Activity:
Could you show each line of the records that contains the word "粉紫渐变"?
━━━ Listed records ━━━
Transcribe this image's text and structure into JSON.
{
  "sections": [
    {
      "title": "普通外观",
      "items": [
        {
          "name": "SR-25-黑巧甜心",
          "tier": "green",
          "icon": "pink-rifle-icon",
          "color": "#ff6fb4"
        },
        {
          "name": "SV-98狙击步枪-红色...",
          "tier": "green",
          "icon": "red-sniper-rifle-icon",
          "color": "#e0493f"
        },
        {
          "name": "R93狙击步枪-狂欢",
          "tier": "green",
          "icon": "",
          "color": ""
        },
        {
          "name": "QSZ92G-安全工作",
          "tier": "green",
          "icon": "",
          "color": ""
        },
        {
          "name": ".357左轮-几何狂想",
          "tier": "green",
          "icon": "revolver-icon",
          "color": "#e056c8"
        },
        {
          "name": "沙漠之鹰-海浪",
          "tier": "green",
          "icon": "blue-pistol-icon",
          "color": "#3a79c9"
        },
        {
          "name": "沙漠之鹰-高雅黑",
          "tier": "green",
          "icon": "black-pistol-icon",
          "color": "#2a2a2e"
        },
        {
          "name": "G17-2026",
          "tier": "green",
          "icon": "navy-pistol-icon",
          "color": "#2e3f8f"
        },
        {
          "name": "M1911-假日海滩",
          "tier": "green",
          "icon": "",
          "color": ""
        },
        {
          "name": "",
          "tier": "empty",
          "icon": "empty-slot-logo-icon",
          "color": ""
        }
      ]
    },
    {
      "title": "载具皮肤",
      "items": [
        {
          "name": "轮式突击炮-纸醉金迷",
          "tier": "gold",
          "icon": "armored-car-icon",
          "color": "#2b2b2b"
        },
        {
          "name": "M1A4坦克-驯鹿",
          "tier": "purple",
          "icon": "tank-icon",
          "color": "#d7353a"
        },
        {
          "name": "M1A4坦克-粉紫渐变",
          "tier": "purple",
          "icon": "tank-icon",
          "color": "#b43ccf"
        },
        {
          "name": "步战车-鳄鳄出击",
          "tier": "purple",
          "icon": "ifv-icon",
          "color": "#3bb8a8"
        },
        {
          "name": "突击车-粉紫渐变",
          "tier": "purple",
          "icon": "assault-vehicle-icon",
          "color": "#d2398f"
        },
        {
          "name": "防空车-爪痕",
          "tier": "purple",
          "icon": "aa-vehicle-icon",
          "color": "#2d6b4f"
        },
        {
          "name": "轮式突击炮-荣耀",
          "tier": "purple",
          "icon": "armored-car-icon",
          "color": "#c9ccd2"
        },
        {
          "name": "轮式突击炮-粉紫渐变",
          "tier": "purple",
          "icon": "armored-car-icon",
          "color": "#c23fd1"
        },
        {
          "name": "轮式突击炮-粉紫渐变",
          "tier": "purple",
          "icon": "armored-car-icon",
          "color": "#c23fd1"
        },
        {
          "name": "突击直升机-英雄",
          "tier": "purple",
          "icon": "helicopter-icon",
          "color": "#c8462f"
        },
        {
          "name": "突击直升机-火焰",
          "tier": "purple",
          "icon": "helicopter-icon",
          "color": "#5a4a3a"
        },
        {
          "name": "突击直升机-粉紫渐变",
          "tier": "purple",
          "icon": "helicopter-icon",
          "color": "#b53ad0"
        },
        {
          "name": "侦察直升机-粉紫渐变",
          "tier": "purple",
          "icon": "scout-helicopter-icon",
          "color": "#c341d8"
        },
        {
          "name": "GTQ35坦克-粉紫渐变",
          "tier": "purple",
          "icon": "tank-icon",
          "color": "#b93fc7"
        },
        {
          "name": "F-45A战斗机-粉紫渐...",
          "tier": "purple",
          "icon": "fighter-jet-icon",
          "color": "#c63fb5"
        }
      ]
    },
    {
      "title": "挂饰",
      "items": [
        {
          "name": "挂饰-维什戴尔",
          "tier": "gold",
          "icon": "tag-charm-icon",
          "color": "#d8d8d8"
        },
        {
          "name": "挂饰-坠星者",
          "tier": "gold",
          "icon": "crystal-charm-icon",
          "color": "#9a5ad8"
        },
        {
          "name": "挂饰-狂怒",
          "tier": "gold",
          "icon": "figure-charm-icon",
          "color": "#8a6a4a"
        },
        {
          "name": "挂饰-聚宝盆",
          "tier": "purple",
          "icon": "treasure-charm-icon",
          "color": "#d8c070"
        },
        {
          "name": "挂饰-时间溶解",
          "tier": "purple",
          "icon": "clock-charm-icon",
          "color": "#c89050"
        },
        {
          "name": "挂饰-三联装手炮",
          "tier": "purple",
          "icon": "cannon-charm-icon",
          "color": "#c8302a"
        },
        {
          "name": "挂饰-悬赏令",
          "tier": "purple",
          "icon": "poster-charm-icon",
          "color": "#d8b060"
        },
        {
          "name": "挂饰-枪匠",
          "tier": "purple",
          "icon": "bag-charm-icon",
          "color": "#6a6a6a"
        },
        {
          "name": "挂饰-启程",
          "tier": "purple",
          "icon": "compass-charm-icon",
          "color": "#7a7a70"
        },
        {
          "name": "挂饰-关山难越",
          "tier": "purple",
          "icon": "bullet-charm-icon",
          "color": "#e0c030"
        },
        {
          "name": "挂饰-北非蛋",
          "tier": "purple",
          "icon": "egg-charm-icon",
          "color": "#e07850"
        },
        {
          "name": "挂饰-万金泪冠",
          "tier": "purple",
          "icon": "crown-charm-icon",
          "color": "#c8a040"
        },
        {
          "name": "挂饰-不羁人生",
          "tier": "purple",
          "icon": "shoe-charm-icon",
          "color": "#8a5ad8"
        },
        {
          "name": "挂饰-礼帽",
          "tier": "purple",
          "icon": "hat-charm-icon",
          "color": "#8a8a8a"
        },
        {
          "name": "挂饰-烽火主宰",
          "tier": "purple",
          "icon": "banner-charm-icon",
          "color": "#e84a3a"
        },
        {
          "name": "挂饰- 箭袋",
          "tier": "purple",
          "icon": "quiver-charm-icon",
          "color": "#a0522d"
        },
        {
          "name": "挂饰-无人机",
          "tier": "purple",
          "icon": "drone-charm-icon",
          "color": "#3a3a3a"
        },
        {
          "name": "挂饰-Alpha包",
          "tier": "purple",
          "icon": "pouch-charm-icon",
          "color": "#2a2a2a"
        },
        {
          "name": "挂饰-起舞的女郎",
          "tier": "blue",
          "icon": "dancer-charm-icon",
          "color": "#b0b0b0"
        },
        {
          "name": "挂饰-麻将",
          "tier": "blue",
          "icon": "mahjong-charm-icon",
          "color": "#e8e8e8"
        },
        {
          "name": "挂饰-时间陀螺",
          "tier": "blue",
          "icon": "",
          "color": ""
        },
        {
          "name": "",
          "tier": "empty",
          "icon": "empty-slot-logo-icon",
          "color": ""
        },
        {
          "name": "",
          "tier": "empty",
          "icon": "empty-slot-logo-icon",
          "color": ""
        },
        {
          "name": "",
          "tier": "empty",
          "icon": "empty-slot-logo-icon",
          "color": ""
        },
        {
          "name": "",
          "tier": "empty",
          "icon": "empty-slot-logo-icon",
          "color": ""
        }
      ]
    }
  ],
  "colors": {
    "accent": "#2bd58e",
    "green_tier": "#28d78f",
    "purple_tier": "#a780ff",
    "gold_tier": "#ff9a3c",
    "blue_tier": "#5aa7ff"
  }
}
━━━
Exercise answer:
          "name": "M1A4坦克-粉紫渐变",
          "name": "突击车-粉紫渐变",
          "name": "轮式突击炮-粉紫渐变",
          "name": "轮式突击炮-粉紫渐变",
          "name": "突击直升机-粉紫渐变",
          "name": "侦察直升机-粉紫渐变",
          "name": "GTQ35坦克-粉紫渐变",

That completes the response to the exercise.